Mercedez-Benz adaptive high-beam assistant
October 20, 2008 We’ve all nearly been blinded and had to flash our high beams at oncoming drivers who have failed to dip their lights, but Mercedes-Benz' latest adaptive lighting innovation could help end of such dangerous incidents by taking driver error out of the equation. The newly developed high-beam assistant system uses a dash-mounted camera to automatically adapt headlamp range to the distance of other vehicles, meaning drivers will at all times benefit from optimum headlamp range by becoming aware of danger spots, pedestrians and other road users more easily and more quickly.
Should the system recognize oncoming traffic or vehicles ahead, it continuously adjusts headlamp range so that the light cone falls in front of other road users. Dipped beam range can therefore be increased from round 65 meters to as much as 300 meters – without dazzling other road users. The high-beam assistant also takes steering angle into account, so that headlamps are dipped appropriately on tight corners while on empty and open roads, the system gently switches to high beam. The technology uses a camera positioned on the inside of the front windscreen to monitor the traffic situation in front of the car. Thanks to an intelligent image-processing algorithm, the camera can recognize other vehicles and determine their distance. The range of the bi-xenon head-lamps can then be varied and continuously adapted to the distance of the car ahead or to oncoming vehicles based on data transmitted from the system to the headlamps every 40 milliseconds.
Mercedes claims practical tests have shown that the adaptive high-beam assistant significantly enhances the safety of motorists when driving in the dark by increasing the distance at which objects were recognized. Despite oncoming traffic, pedestrian dummies positioned at the edge of the road were recognized at a distance of around 260 meters -- approximately 150 metrers earlier than with conventional dipped beam lighting. The adaptive high-beam assistant functions at speeds above 55 km/h and is fully automatic, allowing drivers to give their full concentration to driving as it is no longer necessary to operate the lever on the steering column.

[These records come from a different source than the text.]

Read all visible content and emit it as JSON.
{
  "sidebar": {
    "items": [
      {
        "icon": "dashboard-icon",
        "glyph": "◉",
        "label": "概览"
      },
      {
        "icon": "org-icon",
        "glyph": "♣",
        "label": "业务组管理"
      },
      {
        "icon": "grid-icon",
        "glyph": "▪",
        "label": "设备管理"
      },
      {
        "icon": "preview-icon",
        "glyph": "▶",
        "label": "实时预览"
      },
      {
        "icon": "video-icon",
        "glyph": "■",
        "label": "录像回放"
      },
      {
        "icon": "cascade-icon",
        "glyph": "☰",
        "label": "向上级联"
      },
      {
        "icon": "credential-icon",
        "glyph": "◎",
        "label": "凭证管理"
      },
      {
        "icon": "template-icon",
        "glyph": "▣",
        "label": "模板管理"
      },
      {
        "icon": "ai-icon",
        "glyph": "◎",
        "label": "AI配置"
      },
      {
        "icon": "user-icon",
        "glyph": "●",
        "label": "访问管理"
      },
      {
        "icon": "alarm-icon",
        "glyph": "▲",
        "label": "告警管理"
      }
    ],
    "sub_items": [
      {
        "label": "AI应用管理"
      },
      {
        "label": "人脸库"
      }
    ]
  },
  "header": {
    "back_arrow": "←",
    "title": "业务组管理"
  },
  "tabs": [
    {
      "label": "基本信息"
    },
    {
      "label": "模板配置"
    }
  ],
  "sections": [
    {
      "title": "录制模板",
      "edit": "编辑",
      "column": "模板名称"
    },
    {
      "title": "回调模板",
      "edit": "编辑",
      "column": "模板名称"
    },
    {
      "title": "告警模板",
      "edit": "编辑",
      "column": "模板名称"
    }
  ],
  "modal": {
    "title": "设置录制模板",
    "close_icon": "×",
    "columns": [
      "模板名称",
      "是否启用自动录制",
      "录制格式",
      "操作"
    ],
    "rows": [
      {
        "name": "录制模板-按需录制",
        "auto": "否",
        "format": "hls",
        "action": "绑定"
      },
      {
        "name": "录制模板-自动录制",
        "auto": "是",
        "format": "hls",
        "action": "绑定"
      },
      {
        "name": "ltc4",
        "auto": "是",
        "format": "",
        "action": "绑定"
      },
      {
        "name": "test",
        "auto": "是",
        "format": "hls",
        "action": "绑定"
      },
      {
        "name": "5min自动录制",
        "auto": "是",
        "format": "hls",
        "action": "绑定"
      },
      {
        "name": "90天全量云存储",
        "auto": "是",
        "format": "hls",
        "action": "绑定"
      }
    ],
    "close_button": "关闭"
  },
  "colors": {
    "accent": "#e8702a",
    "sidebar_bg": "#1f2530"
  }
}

Mercedes-Benz is to combine the new development with the Intelligent Light System, which offers five different bi-xenon headlamp functions geared to typical driving or weather conditions: country light mode (instead of the existing dipped beam mode), motorway mode, active light function, cornering light function and extended fog light mode. The Intelligent Light System will be available in Mercedes-Benz models from spring 2009.